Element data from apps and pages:
= Beginning of Section =
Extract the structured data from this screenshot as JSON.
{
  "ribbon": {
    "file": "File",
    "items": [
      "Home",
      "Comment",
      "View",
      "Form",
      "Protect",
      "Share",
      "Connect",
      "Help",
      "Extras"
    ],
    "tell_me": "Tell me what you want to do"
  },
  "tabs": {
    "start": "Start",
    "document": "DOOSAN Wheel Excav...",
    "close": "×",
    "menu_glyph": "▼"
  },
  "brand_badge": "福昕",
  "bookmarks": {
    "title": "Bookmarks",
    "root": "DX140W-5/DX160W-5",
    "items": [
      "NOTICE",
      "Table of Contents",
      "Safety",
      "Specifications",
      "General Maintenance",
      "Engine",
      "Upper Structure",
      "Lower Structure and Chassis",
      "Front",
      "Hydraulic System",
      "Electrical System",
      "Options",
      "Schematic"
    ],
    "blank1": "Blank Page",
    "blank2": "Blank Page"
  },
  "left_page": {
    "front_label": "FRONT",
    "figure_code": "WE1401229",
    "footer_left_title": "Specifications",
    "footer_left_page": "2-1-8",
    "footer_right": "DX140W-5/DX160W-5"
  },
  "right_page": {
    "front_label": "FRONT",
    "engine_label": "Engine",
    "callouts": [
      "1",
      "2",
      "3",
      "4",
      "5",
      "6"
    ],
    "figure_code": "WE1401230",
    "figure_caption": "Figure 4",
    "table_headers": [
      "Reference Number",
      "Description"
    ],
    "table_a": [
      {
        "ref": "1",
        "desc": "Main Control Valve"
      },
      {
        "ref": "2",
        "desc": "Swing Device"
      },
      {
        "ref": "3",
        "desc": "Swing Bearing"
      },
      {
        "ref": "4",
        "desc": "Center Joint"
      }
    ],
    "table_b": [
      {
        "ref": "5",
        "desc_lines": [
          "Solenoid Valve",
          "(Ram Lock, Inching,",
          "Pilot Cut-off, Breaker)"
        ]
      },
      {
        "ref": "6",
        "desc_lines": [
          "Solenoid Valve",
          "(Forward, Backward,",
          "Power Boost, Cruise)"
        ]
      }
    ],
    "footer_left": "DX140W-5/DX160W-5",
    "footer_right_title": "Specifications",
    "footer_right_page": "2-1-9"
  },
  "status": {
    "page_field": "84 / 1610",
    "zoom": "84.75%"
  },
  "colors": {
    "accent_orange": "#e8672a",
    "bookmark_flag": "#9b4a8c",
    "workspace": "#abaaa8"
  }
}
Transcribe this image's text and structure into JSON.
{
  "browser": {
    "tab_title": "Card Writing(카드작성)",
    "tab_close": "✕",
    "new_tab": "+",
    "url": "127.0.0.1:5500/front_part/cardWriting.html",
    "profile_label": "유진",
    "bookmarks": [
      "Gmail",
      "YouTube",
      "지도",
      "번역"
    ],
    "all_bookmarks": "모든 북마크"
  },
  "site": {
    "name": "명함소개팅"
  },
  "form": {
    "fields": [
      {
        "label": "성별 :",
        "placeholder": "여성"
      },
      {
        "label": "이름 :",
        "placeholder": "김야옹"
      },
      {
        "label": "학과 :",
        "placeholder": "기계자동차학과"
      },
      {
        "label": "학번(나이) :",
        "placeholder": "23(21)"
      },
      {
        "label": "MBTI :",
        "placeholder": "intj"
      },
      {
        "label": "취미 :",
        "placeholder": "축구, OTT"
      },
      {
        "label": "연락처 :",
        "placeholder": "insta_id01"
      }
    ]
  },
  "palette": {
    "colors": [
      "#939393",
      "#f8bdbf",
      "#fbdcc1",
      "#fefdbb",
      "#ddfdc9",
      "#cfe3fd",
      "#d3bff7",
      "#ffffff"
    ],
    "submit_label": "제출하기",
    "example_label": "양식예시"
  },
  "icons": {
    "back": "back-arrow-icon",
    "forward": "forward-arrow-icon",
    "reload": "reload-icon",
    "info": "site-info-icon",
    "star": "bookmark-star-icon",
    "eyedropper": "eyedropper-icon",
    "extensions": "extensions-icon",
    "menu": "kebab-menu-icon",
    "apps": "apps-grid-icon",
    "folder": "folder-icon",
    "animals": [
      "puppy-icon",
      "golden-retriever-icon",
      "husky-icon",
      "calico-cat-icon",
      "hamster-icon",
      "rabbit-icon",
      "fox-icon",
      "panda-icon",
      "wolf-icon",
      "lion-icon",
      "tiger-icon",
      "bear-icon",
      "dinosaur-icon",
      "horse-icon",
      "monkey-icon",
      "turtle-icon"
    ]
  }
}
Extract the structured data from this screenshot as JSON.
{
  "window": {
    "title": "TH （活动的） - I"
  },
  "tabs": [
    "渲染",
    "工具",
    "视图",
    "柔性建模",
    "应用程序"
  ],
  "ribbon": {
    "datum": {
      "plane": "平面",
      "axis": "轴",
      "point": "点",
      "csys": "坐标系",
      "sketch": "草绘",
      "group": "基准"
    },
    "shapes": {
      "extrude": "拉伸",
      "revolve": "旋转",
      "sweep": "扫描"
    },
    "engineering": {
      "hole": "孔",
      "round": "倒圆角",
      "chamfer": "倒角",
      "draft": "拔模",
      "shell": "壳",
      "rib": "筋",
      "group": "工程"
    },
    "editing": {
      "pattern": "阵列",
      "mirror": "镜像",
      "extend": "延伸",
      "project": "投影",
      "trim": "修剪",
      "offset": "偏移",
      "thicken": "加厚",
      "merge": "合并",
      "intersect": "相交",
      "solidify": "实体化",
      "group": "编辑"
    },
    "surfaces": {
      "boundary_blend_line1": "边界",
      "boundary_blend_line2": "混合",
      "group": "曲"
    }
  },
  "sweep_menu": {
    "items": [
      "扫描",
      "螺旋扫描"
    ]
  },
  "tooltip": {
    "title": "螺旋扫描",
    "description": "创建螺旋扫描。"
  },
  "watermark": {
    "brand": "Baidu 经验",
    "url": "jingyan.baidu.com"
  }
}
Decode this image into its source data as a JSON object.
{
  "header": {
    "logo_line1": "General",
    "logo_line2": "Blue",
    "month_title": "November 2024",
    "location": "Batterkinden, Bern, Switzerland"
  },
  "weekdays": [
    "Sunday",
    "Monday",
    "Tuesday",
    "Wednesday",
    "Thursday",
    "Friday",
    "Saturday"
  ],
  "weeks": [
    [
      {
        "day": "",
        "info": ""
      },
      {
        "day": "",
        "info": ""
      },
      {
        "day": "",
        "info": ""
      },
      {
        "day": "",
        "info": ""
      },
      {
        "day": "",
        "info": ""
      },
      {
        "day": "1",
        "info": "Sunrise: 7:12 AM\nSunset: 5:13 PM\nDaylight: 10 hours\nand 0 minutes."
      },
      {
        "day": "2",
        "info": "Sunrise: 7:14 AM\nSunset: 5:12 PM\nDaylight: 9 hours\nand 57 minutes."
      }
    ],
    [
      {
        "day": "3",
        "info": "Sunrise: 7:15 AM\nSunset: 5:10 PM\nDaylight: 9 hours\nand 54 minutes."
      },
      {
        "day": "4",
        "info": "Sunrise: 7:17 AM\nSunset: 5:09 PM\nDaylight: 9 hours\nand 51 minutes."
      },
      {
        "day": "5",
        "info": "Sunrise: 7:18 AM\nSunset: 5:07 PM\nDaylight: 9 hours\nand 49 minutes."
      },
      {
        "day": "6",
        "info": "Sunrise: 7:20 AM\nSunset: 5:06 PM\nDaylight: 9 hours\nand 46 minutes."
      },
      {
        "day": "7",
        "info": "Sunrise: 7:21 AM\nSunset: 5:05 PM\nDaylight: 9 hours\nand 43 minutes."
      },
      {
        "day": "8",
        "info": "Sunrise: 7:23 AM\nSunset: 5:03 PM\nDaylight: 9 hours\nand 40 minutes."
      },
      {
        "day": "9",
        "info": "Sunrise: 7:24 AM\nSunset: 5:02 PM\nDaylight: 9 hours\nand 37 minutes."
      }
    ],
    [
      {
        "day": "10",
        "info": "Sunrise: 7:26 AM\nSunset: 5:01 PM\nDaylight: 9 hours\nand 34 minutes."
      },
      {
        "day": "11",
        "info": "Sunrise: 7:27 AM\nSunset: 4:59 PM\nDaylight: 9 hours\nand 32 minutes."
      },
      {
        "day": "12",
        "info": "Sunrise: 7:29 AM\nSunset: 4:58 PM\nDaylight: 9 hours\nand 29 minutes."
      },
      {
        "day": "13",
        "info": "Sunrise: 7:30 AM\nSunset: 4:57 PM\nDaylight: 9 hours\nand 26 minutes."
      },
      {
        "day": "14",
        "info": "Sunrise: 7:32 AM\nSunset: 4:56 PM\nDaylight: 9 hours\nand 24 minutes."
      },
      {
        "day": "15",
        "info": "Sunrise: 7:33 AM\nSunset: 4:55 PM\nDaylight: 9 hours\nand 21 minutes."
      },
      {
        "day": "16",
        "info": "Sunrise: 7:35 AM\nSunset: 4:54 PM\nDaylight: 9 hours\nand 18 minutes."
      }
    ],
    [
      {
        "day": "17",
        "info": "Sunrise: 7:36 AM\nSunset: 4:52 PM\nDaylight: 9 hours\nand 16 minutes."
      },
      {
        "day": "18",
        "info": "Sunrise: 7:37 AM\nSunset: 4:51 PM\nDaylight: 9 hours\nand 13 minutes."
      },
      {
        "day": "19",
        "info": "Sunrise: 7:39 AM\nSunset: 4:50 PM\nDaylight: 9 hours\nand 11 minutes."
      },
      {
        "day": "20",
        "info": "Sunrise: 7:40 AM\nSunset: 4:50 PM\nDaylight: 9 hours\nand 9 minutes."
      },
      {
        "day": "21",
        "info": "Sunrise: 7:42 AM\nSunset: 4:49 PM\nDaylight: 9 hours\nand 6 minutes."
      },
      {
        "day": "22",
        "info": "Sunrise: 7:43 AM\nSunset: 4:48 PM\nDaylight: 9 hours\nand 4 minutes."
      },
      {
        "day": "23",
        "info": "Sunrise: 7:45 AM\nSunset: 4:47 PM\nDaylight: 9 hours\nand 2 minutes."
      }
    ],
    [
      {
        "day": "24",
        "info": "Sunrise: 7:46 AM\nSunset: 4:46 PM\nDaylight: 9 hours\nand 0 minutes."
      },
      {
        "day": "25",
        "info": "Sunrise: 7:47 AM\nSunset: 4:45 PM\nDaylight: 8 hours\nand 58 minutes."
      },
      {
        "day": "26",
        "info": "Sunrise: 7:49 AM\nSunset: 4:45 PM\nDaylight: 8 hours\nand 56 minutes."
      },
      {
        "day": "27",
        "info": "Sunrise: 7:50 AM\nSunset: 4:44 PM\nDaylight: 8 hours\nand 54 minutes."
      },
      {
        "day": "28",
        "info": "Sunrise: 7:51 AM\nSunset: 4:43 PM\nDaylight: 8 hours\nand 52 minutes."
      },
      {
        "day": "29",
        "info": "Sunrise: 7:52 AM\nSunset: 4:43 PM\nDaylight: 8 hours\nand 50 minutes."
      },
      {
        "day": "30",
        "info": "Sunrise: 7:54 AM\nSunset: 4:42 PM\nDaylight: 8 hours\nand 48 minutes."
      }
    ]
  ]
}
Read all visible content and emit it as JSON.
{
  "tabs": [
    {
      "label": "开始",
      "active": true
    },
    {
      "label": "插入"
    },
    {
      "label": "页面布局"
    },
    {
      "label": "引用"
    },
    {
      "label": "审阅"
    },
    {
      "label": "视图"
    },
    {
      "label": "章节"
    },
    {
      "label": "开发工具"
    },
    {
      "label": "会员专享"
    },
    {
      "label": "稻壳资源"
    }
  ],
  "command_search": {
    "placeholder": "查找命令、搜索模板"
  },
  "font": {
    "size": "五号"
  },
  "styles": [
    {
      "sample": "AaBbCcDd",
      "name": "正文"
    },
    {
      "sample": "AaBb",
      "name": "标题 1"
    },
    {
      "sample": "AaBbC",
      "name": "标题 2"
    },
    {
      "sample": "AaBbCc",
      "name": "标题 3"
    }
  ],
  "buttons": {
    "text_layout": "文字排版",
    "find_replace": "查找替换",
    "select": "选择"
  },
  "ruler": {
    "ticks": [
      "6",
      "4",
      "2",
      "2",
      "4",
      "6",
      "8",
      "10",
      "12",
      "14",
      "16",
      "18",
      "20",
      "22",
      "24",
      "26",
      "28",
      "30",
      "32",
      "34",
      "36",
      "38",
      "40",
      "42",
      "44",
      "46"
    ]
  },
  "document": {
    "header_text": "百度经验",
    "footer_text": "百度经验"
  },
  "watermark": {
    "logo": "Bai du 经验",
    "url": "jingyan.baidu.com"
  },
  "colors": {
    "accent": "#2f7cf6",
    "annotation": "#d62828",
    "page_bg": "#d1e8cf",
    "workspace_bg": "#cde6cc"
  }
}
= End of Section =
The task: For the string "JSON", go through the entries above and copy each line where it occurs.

Answer below:
Extract the structured data from this screenshot as JSON.
Transcribe this image's text and structure into JSON.
Extract the structured data from this screenshot as JSON.
Decode this image into its source data as a JSON object.
Read all visible content and emit it as JSON.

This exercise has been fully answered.